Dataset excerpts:

□ □ □ □

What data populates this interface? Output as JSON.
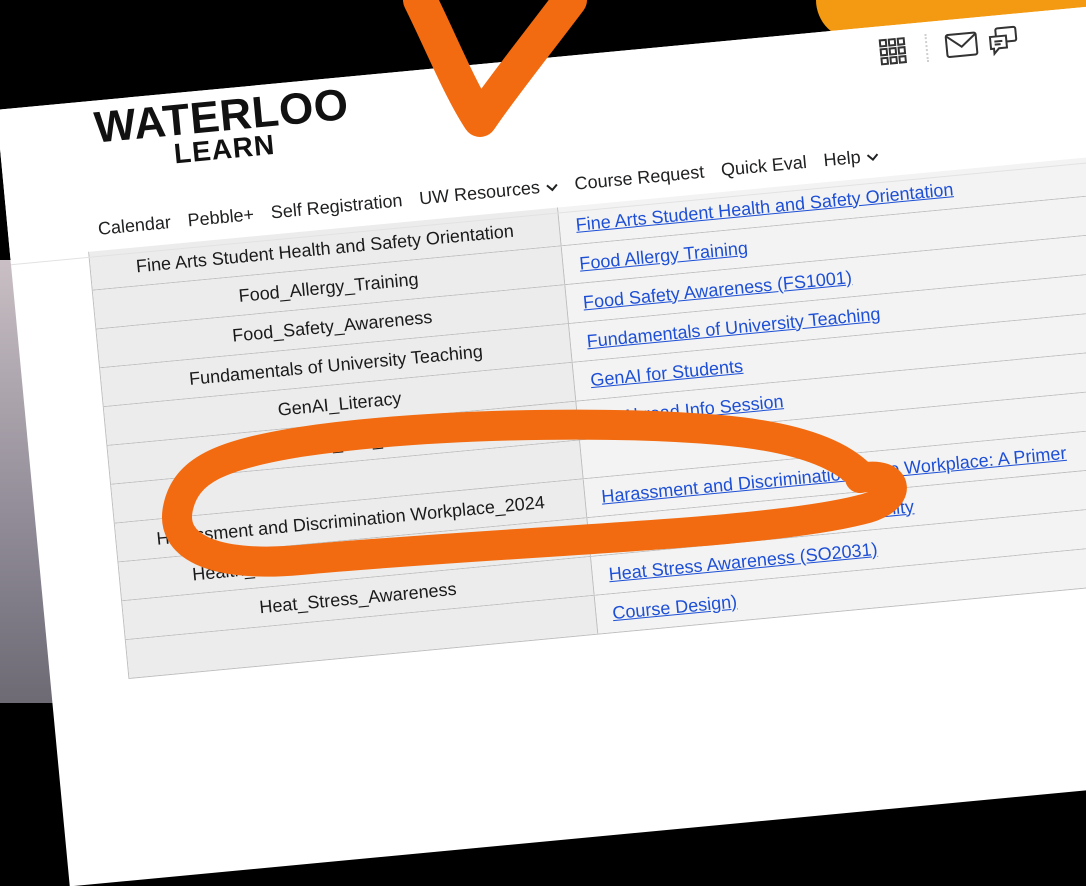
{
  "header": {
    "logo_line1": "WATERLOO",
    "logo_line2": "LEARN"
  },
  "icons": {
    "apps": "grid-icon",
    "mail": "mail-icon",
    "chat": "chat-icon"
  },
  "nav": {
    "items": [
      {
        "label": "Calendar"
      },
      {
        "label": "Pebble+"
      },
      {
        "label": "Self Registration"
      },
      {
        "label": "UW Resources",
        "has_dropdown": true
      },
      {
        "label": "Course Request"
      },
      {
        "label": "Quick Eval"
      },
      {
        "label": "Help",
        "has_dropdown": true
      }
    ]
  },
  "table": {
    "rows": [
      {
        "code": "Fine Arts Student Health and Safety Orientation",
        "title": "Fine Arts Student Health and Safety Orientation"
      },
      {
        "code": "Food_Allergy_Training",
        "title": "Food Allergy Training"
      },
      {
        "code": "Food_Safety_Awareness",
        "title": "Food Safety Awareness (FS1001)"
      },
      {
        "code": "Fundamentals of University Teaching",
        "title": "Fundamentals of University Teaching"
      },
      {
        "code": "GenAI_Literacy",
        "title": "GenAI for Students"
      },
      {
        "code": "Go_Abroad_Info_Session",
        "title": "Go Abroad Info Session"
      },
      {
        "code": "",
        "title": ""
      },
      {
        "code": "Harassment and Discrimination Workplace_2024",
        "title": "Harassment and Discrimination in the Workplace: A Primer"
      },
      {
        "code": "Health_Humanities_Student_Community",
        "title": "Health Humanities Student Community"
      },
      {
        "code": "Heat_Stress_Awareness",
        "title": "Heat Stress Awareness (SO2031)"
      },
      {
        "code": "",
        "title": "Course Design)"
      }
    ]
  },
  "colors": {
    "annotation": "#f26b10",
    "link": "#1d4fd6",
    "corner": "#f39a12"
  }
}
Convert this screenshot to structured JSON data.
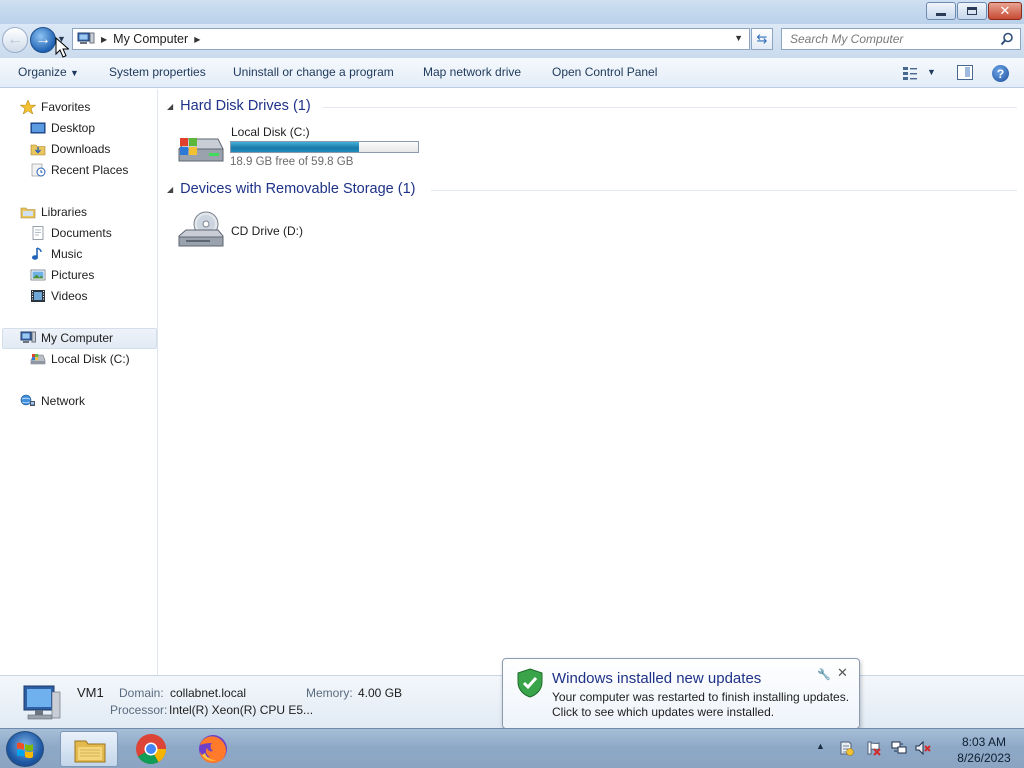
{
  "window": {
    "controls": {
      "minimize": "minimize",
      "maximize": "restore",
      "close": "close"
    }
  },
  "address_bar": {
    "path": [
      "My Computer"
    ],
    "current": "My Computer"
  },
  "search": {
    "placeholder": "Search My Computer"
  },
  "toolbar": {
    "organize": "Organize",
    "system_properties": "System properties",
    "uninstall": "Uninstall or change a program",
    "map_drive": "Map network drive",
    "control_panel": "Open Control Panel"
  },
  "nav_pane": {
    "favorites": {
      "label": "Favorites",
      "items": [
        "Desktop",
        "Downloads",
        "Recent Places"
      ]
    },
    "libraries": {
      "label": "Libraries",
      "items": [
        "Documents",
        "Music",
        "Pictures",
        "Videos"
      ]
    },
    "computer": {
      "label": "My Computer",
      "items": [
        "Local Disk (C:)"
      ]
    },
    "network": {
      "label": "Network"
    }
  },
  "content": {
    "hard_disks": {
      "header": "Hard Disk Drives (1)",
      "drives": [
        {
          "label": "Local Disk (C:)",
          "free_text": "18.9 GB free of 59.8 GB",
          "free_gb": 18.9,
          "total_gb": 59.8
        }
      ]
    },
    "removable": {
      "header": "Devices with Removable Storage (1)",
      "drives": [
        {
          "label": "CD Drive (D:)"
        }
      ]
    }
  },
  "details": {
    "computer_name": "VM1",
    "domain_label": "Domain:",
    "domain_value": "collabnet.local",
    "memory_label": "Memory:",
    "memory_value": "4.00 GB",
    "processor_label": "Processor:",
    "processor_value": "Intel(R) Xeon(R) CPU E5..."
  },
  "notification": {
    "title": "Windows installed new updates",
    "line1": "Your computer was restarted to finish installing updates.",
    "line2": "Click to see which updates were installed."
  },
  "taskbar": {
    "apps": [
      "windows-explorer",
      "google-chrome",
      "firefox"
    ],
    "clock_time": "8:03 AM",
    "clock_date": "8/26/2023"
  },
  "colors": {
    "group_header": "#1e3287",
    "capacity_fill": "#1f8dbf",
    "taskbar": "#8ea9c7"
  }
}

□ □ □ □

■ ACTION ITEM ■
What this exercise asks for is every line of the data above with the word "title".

■ EXERCISE RESPONSE ■
        "title": "Fine Arts Student Health and Safety Orientation"
        "title": "Food Allergy Training"
        "title": "Food Safety Awareness (FS1001)"
        "title": "Fundamentals of University Teaching"
        "title": "GenAI for Students"
        "title": "Go Abroad Info Session"
        "title": ""
        "title": "Harassment and Discrimination in the Workplace: A Primer"
        "title": "Health Humanities Student Community"
        "title": "Heat Stress Awareness (SO2031)"
        "title": "Course Design)"
    "title": "Windows installed new updates",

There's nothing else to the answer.